At the same time, the education and income data were regarded by civil rights advocates as proof of the wisdom of expanding educational opportunities in order that more citizens might shift from the losing to the winning columns in the statistics on income distribution. The rest is by now an old story: "Universal higher education" and "open enrollment" were the new watchwords, and both educational plant and staff obviously needed to be geared up, in order that the colleges and universities could deliver the credentials that would simultaneously spell growth, opportunity, and equality.
The educational apparatus was thus chosen, as a major instrument of policy, to solve economic and social problems, knee-deep as it was in institutes, centers for research on almost everything, and special "crash programs" that kept its computers whirring with data on an endless list of matters from underground atom tests to outer-space travel, from personal to social disorders, and from the performance of rats in mazes to the performance of youngsters in inner-city schools.
No matter where one turned, higher education was the key ingredient in game plans of all kinds, while the basic statistics on education and earnings appeared on every subway car, every fifth matchbook cover, and in the preamble to literally thousands of bills offered to federal, state, and city legislators. "Dropout" became a dirty word while "stick-to-itiveness," and a host of other virtues, were credited to college graduates.

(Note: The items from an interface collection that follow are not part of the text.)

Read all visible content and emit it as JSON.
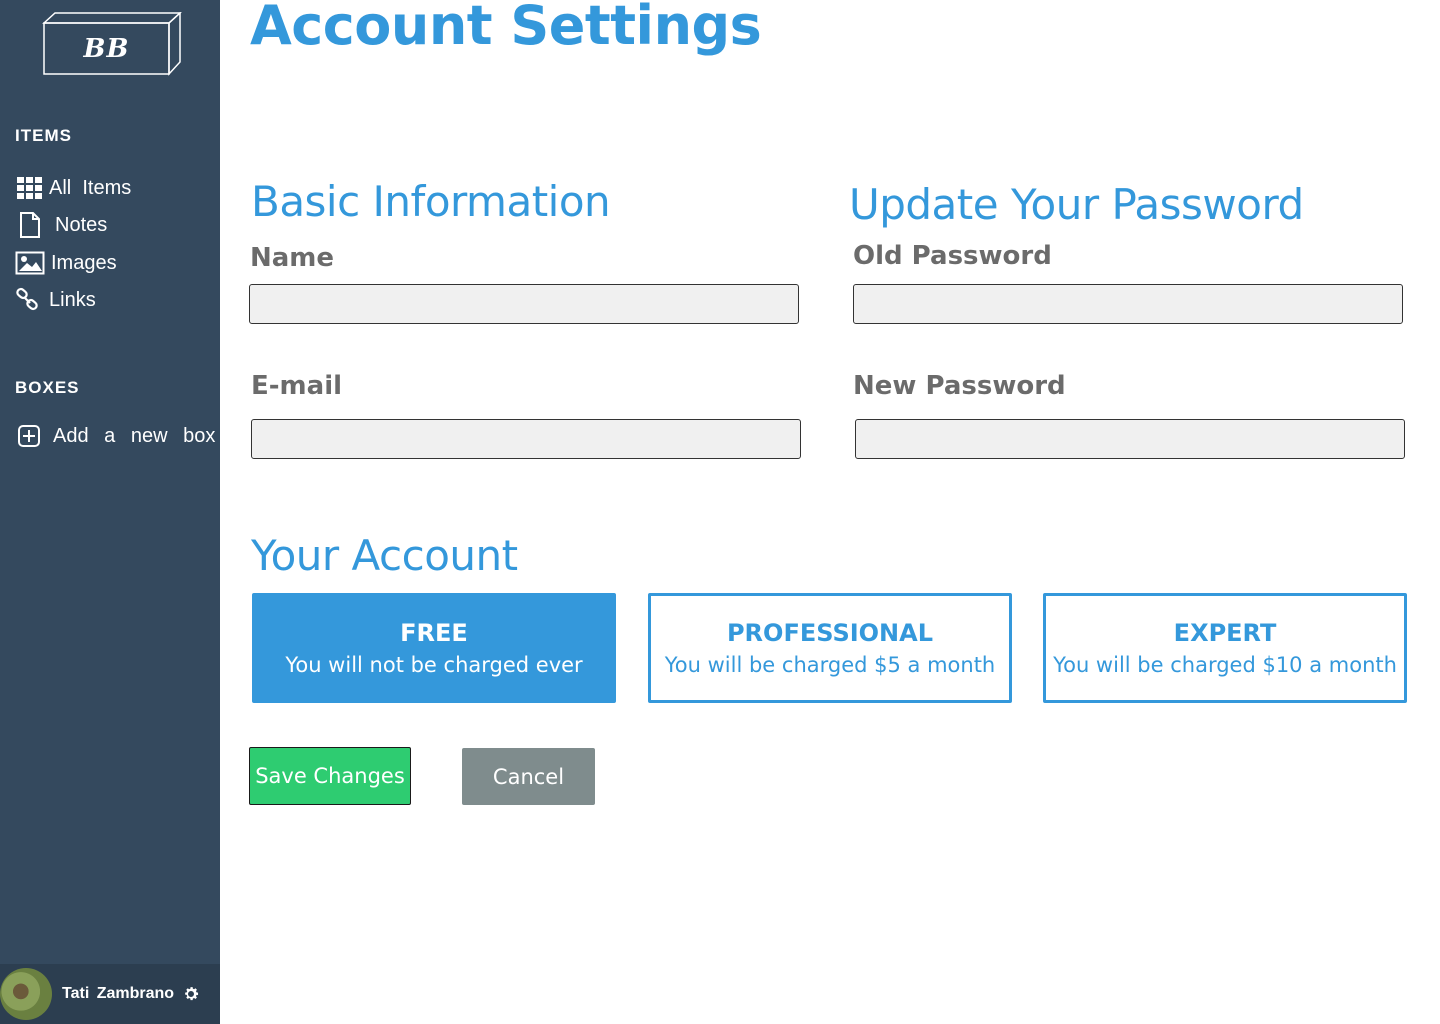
{
  "sidebar": {
    "logo_text": "BB",
    "items_title": "ITEMS",
    "items": [
      {
        "label": "All  Items",
        "icon": "grid-icon"
      },
      {
        "label": "Notes",
        "icon": "file-icon"
      },
      {
        "label": "Images",
        "icon": "image-icon"
      },
      {
        "label": "Links",
        "icon": "link-icon"
      }
    ],
    "boxes_title": "BOXES",
    "add_box_label": "Add a new box",
    "user_name": "Tati Zambrano"
  },
  "main": {
    "title": "Account Settings",
    "basic": {
      "heading": "Basic Information",
      "name_label": "Name",
      "name_value": "",
      "email_label": "E-mail",
      "email_value": ""
    },
    "password": {
      "heading": "Update Your Password",
      "old_label": "Old Password",
      "old_value": "",
      "new_label": "New Password",
      "new_value": ""
    },
    "account": {
      "heading": "Your Account",
      "plans": [
        {
          "name": "FREE",
          "desc": "You will not be charged ever",
          "selected": true
        },
        {
          "name": "PROFESSIONAL",
          "desc": "You will be charged $5 a month",
          "selected": false
        },
        {
          "name": "EXPERT",
          "desc": "You will be charged $10 a month",
          "selected": false
        }
      ]
    },
    "save_label": "Save Changes",
    "cancel_label": "Cancel"
  },
  "colors": {
    "sidebar_bg": "#34495e",
    "user_bar_bg": "#2c3e50",
    "accent": "#3498db",
    "save": "#2ecc71",
    "cancel": "#7f8c8d"
  }
}
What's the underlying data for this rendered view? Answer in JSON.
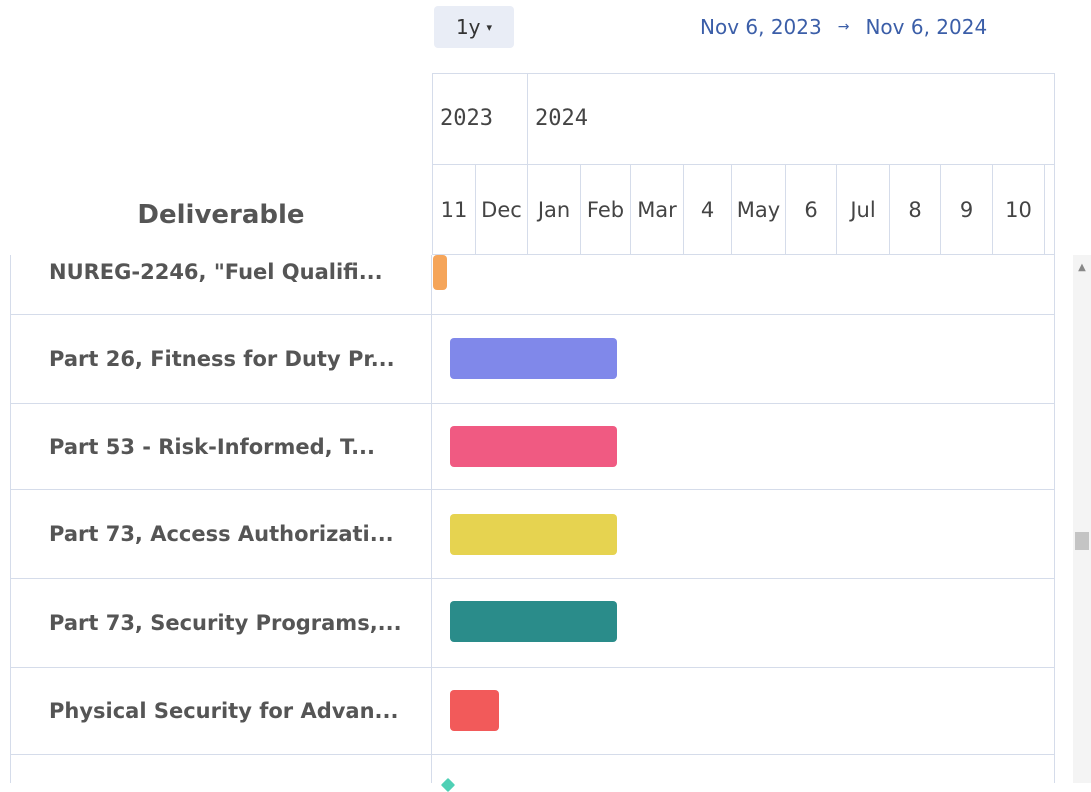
{
  "toolbar": {
    "zoom_label": "1y",
    "range_start": "Nov 6, 2023",
    "range_arrow": "→",
    "range_end": "Nov 6, 2024"
  },
  "timeline": {
    "years": [
      "2023",
      "2024"
    ],
    "months": [
      "11",
      "Dec",
      "Jan",
      "Feb",
      "Mar",
      "4",
      "May",
      "6",
      "Jul",
      "8",
      "9",
      "10"
    ]
  },
  "grid": {
    "column_header": "Deliverable",
    "rows": [
      {
        "label": "NUREG-2246, \"Fuel Qualifi...",
        "color": "#f5a55a"
      },
      {
        "label": "Part 26, Fitness for Duty Pr...",
        "color": "#8088ea"
      },
      {
        "label": "Part 53 - Risk-Informed, T...",
        "color": "#f05a82"
      },
      {
        "label": "Part 73, Access Authorizati...",
        "color": "#e6d350"
      },
      {
        "label": "Part 73, Security Programs,...",
        "color": "#2a8c8a"
      },
      {
        "label": "Physical Security for Advan...",
        "color": "#f25a5a"
      },
      {
        "label": "",
        "color": "#4fd0b5"
      }
    ]
  }
}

The City of New York, once the proud owner of City College, long famous as a point of departure for immigrants and first-generation city dwellers bound for significant roles in the community and the nation, now operates a citywide university system. Again, a number of formerly private colleges were expanded and merged with the city's higher educational plants to produce, for many more potentially mobile youths, the opportunities available only on a highly selective basis in other times.

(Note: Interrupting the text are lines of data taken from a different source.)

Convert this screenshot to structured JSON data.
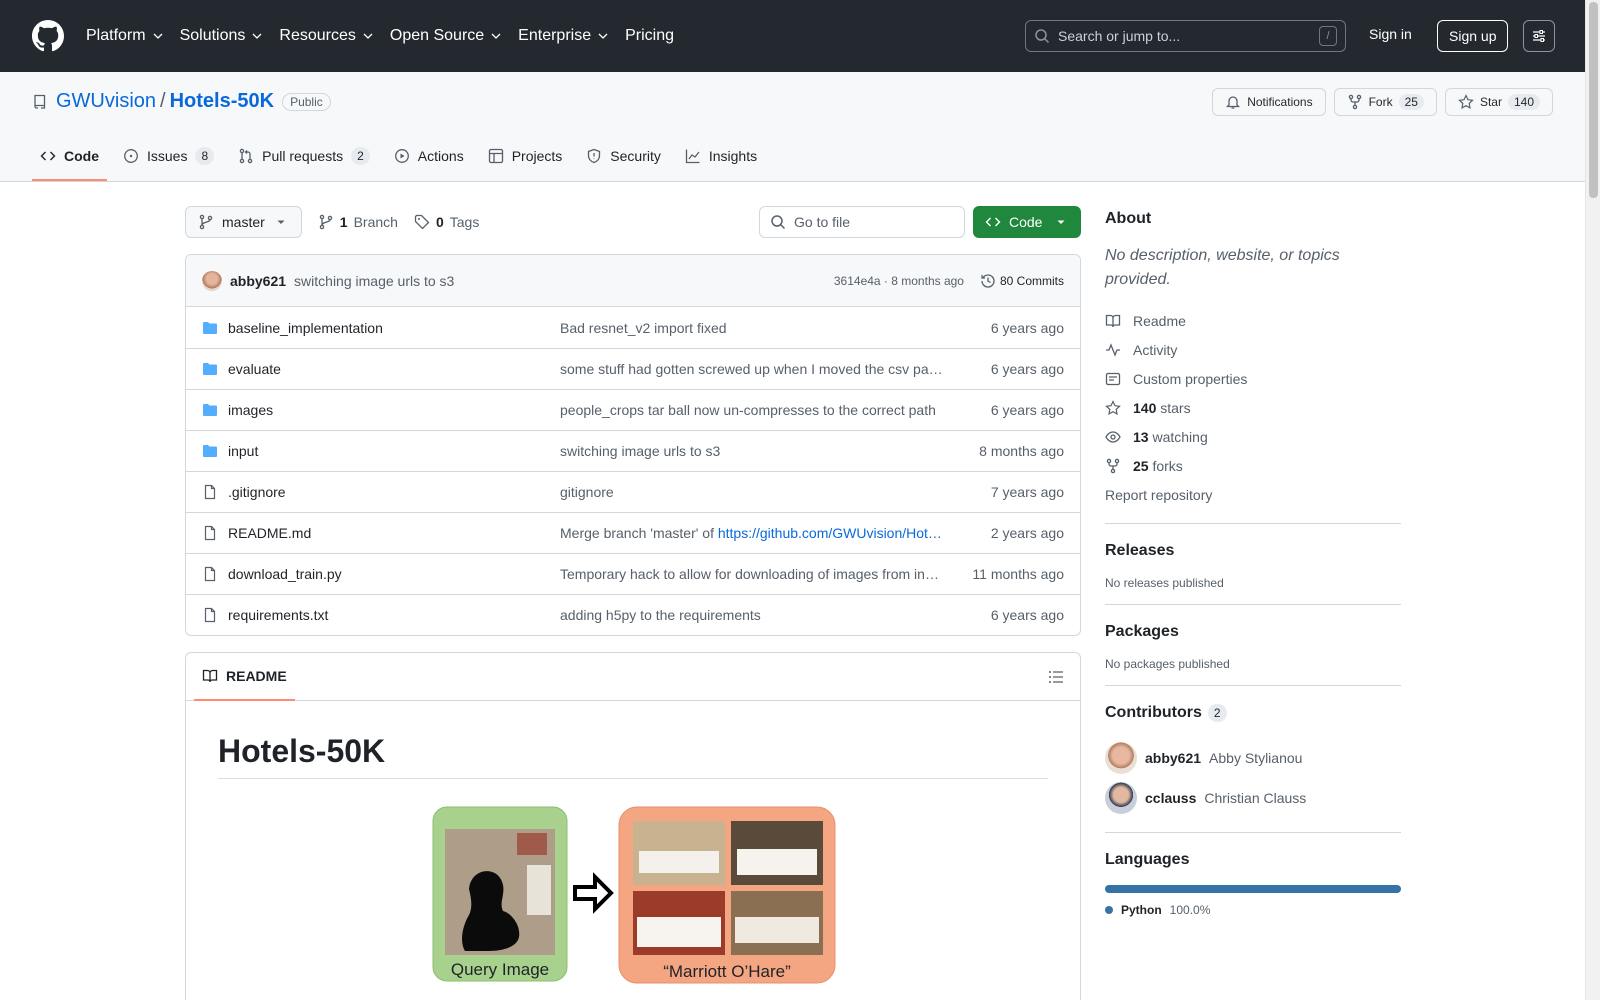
{
  "header": {
    "nav": [
      "Platform",
      "Solutions",
      "Resources",
      "Open Source",
      "Enterprise",
      "Pricing"
    ],
    "search_placeholder": "Search or jump to...",
    "search_shortcut": "/",
    "signin": "Sign in",
    "signup": "Sign up"
  },
  "repo": {
    "owner": "GWUvision",
    "separator": "/",
    "name": "Hotels-50K",
    "visibility": "Public",
    "notifications_label": "Notifications",
    "fork_label": "Fork",
    "fork_count": "25",
    "star_label": "Star",
    "star_count": "140"
  },
  "tabs": [
    {
      "label": "Code",
      "count": null,
      "icon": "code-icon"
    },
    {
      "label": "Issues",
      "count": "8",
      "icon": "issue-icon"
    },
    {
      "label": "Pull requests",
      "count": "2",
      "icon": "pull-request-icon"
    },
    {
      "label": "Actions",
      "count": null,
      "icon": "play-icon"
    },
    {
      "label": "Projects",
      "count": null,
      "icon": "table-icon"
    },
    {
      "label": "Security",
      "count": null,
      "icon": "shield-icon"
    },
    {
      "label": "Insights",
      "count": null,
      "icon": "graph-icon"
    }
  ],
  "filenav": {
    "branch": "master",
    "branch_count": "1",
    "branch_label": "Branch",
    "tag_count": "0",
    "tag_label": "Tags",
    "goto_placeholder": "Go to file",
    "code_button": "Code"
  },
  "latest_commit": {
    "author": "abby621",
    "message": "switching image urls to s3",
    "hash_time": "3614e4a · 8 months ago",
    "commit_count": "80 Commits"
  },
  "files": [
    {
      "type": "dir",
      "name": "baseline_implementation",
      "message": "Bad resnet_v2 import fixed",
      "link": "",
      "date": "6 years ago"
    },
    {
      "type": "dir",
      "name": "evaluate",
      "message": "some stuff had gotten screwed up when I moved the csv pa…",
      "link": "",
      "date": "6 years ago"
    },
    {
      "type": "dir",
      "name": "images",
      "message": "people_crops tar ball now un-compresses to the correct path",
      "link": "",
      "date": "6 years ago"
    },
    {
      "type": "dir",
      "name": "input",
      "message": "switching image urls to s3",
      "link": "",
      "date": "8 months ago"
    },
    {
      "type": "file",
      "name": ".gitignore",
      "message": "gitignore",
      "link": "",
      "date": "7 years ago"
    },
    {
      "type": "file",
      "name": "README.md",
      "message": "Merge branch 'master' of ",
      "link": "https://github.com/GWUvision/Hot…",
      "date": "2 years ago"
    },
    {
      "type": "file",
      "name": "download_train.py",
      "message": "Temporary hack to allow for downloading of images from in…",
      "link": "",
      "date": "11 months ago"
    },
    {
      "type": "file",
      "name": "requirements.txt",
      "message": "adding h5py to the requirements",
      "link": "",
      "date": "6 years ago"
    }
  ],
  "readme": {
    "tab_label": "README",
    "title": "Hotels-50K",
    "hero_query_label": "Query Image",
    "hero_result_label": "“Marriott O’Hare”"
  },
  "sidebar": {
    "about_title": "About",
    "about_desc": "No description, website, or topics provided.",
    "links": [
      {
        "icon": "book-icon",
        "bold": "",
        "text": "Readme"
      },
      {
        "icon": "pulse-icon",
        "bold": "",
        "text": "Activity"
      },
      {
        "icon": "note-icon",
        "bold": "",
        "text": "Custom properties"
      },
      {
        "icon": "star-icon",
        "bold": "140",
        "text": "stars"
      },
      {
        "icon": "eye-icon",
        "bold": "13",
        "text": "watching"
      },
      {
        "icon": "fork-icon",
        "bold": "25",
        "text": "forks"
      }
    ],
    "report": "Report repository",
    "releases_title": "Releases",
    "releases_text": "No releases published",
    "packages_title": "Packages",
    "packages_text": "No packages published",
    "contributors_title": "Contributors",
    "contributors_count": "2",
    "contributors": [
      {
        "login": "abby621",
        "name": "Abby Stylianou"
      },
      {
        "login": "cclauss",
        "name": "Christian Clauss"
      }
    ],
    "languages_title": "Languages",
    "language": {
      "name": "Python",
      "percent": "100.0%",
      "color": "#3572a5"
    }
  },
  "colors": {
    "accent": "#0969da",
    "header_bg": "#24292f",
    "code_button": "#1f883d",
    "tab_underline": "#fd8c73"
  }
}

The economy of the city, meantime, in common with that of the state and the nation, has been drifting sideways while, like other cities, it has been victimized by the drift--then massive shift--of middle-income families to the suburbs. And in the suburbs, community colleges have been springing up like crabgrass on middle-class lawns. And all--urban, suburban, and statewide systems--need money; all make their pleas before the state's legislators with the strong convictions that they have socially and politically certified mandates and missions, and that education is the young man's and woman's route to better jobs and higher incomes.
Points of Interest